(Collection entries)
..............................

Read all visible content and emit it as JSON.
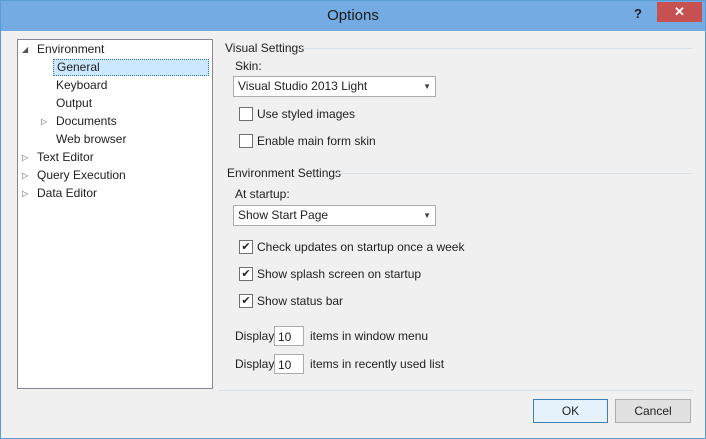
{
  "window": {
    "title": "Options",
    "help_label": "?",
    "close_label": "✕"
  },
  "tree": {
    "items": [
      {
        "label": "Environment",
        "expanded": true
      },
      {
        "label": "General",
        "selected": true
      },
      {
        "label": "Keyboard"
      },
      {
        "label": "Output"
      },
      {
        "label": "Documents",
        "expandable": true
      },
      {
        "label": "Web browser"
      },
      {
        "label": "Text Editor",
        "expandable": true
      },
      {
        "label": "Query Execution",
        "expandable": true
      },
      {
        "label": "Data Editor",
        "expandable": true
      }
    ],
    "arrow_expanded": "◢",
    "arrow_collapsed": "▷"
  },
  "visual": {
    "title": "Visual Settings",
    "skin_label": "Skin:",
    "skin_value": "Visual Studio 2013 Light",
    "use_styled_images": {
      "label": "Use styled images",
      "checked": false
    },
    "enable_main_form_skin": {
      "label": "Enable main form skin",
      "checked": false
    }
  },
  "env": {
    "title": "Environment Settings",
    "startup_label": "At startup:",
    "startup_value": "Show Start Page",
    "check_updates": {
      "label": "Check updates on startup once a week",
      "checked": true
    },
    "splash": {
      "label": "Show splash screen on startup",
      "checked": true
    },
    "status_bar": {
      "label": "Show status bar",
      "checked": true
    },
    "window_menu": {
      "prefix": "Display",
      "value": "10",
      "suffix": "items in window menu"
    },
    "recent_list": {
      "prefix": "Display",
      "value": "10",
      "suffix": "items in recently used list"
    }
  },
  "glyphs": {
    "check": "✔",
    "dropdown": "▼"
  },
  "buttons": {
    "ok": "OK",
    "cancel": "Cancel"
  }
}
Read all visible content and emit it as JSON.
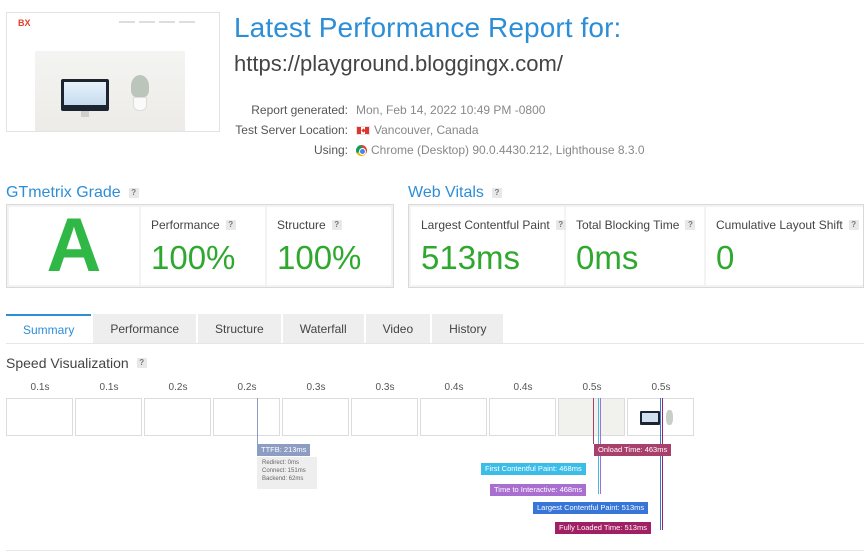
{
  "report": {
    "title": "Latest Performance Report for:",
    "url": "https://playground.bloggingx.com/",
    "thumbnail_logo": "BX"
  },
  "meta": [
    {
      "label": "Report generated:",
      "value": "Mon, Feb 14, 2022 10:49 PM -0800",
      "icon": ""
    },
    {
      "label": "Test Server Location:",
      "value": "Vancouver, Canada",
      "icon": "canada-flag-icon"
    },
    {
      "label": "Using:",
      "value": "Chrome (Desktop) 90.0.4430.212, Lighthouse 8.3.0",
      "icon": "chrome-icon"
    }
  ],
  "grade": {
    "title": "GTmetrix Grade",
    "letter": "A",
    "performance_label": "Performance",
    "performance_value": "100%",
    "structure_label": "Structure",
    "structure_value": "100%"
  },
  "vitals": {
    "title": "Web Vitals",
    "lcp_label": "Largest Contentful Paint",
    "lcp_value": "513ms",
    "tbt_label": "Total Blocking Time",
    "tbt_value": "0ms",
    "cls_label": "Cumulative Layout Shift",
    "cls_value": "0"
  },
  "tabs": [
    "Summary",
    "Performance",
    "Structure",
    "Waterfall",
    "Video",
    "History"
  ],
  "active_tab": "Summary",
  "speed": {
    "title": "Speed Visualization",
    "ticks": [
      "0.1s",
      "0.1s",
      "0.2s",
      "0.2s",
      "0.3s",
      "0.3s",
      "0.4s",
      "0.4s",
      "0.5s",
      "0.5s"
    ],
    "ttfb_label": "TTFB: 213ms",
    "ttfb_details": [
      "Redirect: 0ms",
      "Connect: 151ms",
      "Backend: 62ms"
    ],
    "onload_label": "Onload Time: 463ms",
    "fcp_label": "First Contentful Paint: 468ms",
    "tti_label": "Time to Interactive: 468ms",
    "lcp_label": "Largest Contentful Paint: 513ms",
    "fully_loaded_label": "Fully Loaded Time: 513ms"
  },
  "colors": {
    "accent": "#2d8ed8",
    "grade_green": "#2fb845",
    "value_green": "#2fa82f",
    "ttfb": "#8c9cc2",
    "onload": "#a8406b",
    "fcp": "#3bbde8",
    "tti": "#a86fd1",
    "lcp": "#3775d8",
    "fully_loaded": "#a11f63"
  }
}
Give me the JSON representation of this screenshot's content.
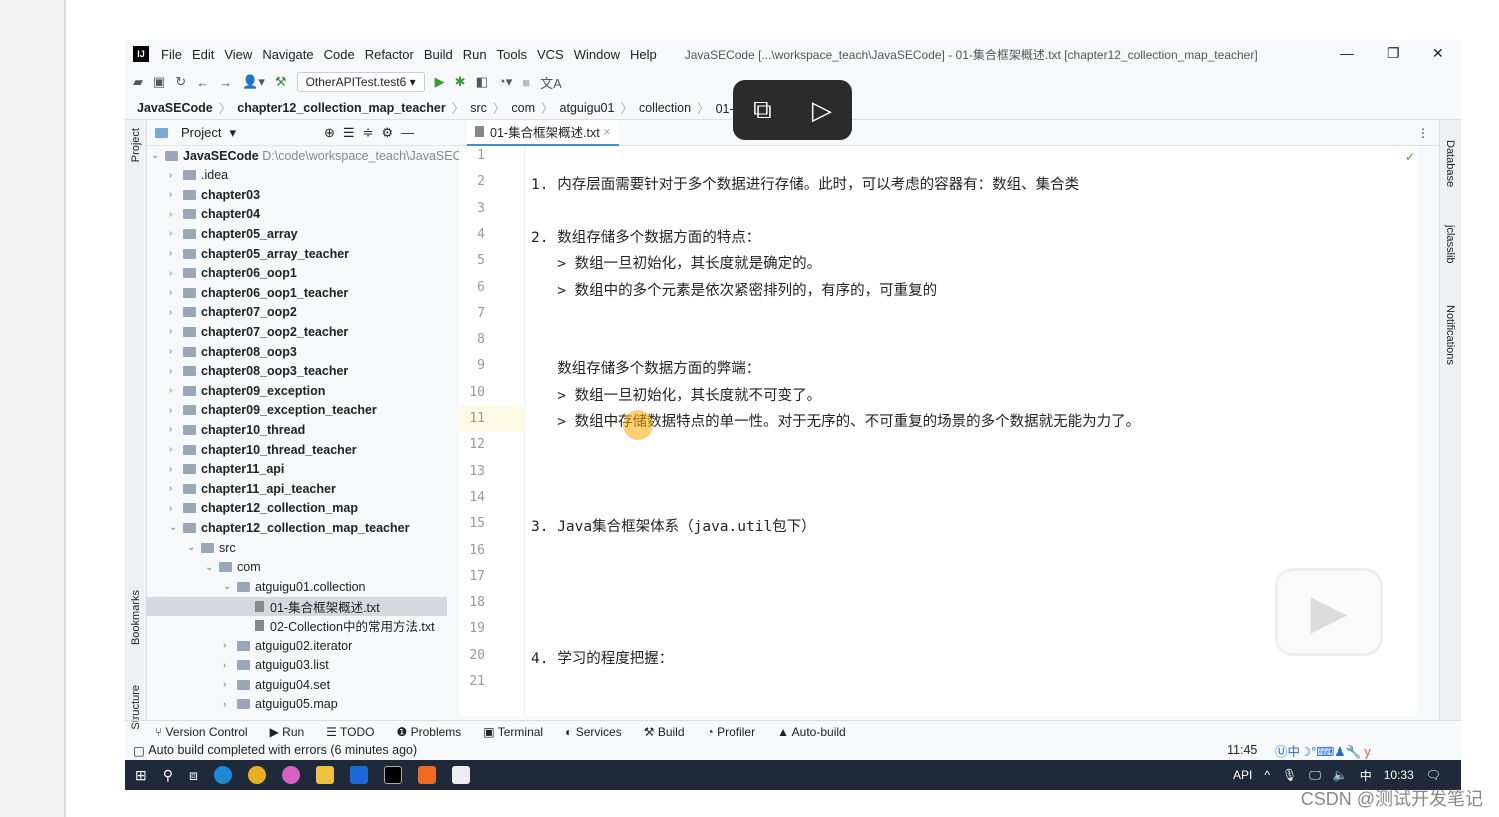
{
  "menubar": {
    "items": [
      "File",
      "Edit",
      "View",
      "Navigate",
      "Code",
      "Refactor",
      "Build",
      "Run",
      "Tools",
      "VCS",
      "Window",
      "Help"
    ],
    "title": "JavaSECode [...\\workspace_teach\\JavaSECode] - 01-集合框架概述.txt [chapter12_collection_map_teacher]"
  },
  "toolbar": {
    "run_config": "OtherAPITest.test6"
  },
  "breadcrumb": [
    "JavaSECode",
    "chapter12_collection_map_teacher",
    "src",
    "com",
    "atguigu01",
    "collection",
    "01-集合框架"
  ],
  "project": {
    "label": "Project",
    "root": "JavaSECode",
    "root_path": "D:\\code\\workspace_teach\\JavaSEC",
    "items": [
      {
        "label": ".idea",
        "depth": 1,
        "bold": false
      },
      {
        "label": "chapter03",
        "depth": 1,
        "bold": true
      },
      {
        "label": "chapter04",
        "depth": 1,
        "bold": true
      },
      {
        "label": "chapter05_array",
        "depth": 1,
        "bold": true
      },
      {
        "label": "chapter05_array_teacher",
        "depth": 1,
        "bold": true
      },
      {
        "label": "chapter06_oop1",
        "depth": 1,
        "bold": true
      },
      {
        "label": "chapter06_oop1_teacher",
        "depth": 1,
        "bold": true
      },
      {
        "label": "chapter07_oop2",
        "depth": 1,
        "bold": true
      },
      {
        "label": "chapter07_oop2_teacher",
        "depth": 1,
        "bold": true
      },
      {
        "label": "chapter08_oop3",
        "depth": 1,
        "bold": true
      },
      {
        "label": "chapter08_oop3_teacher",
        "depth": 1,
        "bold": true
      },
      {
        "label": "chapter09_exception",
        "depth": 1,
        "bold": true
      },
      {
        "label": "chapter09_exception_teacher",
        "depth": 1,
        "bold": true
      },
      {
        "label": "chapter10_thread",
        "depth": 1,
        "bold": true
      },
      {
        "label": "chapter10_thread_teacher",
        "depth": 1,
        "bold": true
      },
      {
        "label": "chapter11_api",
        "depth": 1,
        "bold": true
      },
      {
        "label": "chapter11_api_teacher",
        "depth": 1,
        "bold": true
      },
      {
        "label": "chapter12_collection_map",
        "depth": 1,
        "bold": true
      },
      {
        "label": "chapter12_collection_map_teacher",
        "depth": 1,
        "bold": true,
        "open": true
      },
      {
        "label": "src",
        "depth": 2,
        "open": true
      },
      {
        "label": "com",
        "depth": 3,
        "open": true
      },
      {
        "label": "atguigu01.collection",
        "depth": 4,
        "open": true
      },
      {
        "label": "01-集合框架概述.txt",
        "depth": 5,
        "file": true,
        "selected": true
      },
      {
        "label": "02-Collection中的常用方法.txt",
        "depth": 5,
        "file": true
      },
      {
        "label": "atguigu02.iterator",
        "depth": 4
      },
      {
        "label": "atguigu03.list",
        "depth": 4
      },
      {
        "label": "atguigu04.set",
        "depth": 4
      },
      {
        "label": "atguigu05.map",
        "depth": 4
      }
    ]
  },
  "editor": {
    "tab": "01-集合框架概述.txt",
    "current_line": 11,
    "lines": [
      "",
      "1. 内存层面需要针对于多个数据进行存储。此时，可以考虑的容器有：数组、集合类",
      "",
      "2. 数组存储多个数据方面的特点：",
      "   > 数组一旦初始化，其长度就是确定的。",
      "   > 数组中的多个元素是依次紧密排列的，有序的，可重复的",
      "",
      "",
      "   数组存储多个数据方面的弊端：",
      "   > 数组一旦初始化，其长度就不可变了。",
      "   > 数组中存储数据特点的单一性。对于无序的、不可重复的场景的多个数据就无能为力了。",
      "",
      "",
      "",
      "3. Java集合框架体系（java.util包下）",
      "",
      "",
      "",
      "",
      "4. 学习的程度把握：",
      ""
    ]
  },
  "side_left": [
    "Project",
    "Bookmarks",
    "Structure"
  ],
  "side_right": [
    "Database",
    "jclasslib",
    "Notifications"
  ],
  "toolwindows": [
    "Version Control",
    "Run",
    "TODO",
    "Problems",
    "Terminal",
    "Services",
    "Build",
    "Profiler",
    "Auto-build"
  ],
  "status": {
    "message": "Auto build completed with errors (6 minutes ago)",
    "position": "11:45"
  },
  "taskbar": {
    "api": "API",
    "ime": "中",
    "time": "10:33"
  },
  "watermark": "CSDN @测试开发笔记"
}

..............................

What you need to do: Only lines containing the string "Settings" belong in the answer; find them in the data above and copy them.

Completed task:
    "title": "Visual Settings",
    "title": "Environment Settings",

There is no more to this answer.